Watching Jay Cutler get sacked over 50 times in the 2010 campaign along with the downward spiral of the offense once he suffered a broken thumb last season, left a bad taste in my mouth to say the least. Every fan in Chicago has stated that the Bears need a number one receiver, a player who is capable of changing the outcome of a game. In acquiring Brandon Marshall from the Miami Dolphins for two future third-round picks, it appears the new general manager was listening.

 

Not only does Marshall bring play-making ability to the position, he also brings instant chemistry because he and Cutler played together in Denver for a few seasons. With Jay Cutler having a receiver like Marshall to throw the ball to, the offense will definitely have a different look in the 2012 season. Opposing teams will no longer have the luxury of stacking eight or nine players in the box to stop the run because of what Marshall brings to the table. It has been a decade since we had a player who caught for over 1000 yards in a season (Marty Booker 2002), but with Marshall in the fold, that streak will hopefully come to an end.

 

Of course there are two sides to every story and this one is no different. It is no secret that Marshall has had some problems off the field during his career, including an incident that took place not too long ago where he allegedly hit a woman, giving her a black eye.
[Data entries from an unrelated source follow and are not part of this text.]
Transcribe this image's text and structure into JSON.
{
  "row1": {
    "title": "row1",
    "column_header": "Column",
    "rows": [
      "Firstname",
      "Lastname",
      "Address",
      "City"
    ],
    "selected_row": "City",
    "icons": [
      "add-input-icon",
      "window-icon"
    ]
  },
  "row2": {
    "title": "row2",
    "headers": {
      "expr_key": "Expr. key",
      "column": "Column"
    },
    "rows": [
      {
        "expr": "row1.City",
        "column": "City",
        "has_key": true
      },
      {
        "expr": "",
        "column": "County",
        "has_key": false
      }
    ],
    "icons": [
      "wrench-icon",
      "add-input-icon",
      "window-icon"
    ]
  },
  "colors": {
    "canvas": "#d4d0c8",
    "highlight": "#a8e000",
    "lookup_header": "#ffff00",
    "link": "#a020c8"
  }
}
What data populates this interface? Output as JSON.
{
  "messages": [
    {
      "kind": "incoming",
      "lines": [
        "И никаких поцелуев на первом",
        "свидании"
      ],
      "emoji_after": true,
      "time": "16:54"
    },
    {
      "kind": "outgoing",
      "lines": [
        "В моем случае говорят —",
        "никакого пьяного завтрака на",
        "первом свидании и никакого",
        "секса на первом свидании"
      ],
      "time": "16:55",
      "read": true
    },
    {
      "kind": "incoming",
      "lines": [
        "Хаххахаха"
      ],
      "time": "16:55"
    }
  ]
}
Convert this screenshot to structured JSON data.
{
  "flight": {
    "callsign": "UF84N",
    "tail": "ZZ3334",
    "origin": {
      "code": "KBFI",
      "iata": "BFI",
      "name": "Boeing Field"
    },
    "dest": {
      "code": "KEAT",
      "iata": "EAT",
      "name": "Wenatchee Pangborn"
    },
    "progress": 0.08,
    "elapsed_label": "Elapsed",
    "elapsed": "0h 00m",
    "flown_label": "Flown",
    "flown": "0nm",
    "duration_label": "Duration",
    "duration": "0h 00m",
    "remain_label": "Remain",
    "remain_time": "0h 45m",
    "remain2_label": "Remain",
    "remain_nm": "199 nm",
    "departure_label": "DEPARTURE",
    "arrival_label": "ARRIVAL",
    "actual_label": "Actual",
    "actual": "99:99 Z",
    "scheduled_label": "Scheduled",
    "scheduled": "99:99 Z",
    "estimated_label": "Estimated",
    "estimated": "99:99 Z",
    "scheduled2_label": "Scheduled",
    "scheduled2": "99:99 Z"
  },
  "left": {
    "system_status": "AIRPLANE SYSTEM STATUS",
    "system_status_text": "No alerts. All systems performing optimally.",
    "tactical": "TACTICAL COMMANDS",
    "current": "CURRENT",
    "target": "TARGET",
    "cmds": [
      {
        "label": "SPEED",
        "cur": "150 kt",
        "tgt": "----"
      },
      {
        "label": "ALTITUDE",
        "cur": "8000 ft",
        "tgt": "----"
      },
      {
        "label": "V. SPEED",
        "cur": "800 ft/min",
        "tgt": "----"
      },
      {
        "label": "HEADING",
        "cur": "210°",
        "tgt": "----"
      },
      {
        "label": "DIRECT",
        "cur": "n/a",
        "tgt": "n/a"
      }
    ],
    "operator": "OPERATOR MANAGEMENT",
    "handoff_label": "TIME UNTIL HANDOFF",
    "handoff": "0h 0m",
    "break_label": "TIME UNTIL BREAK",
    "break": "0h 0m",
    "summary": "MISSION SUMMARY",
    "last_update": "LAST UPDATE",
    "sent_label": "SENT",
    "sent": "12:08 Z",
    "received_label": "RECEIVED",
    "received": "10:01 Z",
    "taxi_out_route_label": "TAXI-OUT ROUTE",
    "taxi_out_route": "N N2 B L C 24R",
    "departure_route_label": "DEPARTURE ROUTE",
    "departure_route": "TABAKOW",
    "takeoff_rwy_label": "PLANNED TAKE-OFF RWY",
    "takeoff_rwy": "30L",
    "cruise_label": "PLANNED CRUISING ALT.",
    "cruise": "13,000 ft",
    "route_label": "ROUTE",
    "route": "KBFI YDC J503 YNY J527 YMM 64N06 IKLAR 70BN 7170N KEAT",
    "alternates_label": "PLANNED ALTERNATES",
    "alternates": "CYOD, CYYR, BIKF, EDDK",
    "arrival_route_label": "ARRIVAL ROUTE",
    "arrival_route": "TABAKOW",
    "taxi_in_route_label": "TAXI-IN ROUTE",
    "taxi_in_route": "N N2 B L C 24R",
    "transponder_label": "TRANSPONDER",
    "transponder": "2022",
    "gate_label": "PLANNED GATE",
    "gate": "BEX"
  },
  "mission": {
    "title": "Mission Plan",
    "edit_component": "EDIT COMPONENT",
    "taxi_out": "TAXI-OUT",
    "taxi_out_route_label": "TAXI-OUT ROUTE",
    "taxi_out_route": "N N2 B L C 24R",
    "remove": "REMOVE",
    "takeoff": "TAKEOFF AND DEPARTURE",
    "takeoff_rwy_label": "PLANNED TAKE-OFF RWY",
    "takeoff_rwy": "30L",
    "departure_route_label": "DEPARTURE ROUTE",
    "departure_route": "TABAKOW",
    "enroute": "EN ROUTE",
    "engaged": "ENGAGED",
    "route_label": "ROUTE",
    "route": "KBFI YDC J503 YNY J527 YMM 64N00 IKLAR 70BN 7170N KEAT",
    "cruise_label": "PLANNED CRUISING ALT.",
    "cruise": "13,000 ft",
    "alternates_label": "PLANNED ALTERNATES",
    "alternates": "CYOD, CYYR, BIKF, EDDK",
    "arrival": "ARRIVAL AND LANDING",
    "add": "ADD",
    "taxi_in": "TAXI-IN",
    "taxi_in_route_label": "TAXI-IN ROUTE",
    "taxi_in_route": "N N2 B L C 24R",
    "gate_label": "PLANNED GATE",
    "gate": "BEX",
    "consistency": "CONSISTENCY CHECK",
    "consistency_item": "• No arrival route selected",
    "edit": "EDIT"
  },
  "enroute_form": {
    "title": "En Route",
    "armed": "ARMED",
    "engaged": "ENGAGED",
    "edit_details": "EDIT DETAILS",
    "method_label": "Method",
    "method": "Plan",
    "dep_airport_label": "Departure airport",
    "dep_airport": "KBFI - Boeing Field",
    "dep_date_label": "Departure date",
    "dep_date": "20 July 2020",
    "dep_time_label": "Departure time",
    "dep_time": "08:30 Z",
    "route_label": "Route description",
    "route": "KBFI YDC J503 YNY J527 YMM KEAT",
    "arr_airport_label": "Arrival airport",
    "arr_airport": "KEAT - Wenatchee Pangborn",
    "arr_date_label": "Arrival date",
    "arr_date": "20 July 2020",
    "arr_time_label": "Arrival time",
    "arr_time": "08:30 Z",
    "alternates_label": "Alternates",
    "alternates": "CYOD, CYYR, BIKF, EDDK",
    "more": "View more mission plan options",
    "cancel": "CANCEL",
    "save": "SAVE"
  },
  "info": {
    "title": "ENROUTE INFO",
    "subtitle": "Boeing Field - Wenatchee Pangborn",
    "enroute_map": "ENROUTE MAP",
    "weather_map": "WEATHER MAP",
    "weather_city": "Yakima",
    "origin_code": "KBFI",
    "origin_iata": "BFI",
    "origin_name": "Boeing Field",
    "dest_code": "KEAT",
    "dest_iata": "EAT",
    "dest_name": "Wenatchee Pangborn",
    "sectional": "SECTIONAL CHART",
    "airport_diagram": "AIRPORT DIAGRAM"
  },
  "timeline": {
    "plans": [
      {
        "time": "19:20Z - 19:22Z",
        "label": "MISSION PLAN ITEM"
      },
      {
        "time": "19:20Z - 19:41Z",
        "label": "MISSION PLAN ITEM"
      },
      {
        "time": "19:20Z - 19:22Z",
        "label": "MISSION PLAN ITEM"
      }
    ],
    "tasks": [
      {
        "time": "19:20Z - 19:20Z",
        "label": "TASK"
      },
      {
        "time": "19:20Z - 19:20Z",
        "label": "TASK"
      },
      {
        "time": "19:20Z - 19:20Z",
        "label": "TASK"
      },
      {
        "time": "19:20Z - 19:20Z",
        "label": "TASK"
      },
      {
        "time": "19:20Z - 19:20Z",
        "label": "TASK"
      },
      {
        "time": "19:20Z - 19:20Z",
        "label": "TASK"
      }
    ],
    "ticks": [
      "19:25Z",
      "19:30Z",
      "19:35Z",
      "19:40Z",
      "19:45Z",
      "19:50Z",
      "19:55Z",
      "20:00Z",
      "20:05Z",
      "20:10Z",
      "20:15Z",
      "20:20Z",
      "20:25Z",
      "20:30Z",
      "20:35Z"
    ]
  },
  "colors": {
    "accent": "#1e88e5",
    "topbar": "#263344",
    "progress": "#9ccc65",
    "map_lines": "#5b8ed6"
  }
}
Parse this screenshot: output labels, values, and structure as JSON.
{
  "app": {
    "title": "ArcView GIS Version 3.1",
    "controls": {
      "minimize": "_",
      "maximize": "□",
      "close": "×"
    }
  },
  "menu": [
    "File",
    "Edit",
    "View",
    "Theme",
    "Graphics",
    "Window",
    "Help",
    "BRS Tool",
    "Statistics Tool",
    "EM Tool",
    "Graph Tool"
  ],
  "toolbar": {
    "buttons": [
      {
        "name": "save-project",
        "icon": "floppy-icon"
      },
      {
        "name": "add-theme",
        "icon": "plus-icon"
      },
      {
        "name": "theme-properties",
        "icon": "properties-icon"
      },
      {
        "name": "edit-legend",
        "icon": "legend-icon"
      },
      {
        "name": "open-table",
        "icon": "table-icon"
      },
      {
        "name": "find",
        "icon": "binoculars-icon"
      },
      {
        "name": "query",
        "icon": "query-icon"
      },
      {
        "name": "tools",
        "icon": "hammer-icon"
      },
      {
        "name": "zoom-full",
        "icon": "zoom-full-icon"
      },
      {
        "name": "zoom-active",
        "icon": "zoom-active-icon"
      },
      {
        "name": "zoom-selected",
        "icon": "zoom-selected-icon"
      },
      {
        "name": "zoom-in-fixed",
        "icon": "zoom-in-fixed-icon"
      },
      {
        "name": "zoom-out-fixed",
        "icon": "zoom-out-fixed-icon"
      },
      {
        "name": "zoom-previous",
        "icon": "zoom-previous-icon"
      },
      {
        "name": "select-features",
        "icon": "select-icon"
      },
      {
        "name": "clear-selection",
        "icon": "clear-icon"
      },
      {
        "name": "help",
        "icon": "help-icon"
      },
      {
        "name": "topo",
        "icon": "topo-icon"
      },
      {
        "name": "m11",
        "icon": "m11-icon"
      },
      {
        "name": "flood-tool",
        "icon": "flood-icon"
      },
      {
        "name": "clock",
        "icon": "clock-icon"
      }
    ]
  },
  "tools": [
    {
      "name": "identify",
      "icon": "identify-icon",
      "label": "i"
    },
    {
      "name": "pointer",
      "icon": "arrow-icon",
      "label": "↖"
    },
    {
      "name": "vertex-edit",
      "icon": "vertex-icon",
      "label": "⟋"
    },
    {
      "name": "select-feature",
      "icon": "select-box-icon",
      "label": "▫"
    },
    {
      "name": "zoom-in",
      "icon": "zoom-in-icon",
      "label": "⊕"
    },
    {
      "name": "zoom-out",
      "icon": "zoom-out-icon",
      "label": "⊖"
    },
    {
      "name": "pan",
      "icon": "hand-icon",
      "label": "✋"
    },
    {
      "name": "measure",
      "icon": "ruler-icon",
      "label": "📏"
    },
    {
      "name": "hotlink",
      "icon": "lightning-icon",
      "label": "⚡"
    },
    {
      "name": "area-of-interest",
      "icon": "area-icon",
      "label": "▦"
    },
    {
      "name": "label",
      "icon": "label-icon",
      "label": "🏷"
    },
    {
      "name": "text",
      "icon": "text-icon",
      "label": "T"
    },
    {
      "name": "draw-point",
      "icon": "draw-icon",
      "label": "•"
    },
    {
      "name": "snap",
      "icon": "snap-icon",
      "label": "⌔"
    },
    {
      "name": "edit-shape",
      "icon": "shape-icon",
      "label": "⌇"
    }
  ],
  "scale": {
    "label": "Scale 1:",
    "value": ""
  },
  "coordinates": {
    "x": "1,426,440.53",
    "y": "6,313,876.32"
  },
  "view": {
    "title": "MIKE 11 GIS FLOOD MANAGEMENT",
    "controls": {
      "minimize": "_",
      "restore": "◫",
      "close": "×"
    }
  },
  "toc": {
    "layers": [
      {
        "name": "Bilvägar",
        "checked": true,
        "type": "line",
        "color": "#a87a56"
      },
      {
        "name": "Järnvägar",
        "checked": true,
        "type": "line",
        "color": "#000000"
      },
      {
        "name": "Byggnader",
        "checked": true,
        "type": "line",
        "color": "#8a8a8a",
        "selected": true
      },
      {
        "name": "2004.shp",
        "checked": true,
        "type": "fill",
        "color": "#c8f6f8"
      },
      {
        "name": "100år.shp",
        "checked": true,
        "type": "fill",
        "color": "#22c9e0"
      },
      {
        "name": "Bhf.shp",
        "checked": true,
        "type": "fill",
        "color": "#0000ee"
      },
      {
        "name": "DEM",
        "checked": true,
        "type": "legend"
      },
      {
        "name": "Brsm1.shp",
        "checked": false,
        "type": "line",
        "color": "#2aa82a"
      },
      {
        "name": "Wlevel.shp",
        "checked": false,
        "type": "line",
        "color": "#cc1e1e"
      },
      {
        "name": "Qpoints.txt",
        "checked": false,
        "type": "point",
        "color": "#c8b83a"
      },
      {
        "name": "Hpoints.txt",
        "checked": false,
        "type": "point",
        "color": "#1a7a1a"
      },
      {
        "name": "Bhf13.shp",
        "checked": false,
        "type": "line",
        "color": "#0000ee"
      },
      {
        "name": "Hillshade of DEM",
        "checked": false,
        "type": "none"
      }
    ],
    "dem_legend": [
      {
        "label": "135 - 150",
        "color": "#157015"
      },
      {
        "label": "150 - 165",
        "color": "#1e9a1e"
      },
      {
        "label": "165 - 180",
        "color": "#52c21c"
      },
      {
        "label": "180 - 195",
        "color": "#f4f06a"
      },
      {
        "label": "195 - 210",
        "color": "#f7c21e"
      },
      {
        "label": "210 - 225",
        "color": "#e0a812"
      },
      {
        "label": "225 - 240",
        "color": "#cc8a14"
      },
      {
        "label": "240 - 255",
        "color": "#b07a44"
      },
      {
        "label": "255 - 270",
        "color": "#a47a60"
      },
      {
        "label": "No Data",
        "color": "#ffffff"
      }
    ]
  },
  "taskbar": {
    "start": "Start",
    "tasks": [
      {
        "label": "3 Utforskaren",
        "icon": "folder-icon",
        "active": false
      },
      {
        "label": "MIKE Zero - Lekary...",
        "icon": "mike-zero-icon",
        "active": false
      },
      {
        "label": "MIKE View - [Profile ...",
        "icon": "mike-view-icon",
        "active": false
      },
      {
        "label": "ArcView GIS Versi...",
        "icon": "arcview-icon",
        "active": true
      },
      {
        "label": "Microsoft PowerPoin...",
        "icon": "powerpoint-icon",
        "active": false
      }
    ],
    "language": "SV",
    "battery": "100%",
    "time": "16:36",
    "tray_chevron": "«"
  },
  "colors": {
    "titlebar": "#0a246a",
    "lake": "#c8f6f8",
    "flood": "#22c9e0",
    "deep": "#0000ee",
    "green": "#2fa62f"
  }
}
Whether the story is actually true or not is uncertain. However, whether you’re a celebrated athlete, or a regular Joe like myself, mistakes are going to happen at one time or another. What matters is the lessons that we learn from them to the extent of not repeating the behavior in the future.

The acquisition does have potential risk, but if the talented wide-receiver can produce on the field, while staying out of trouble outside the lines, he will be an asset to the organization for a number of years to come.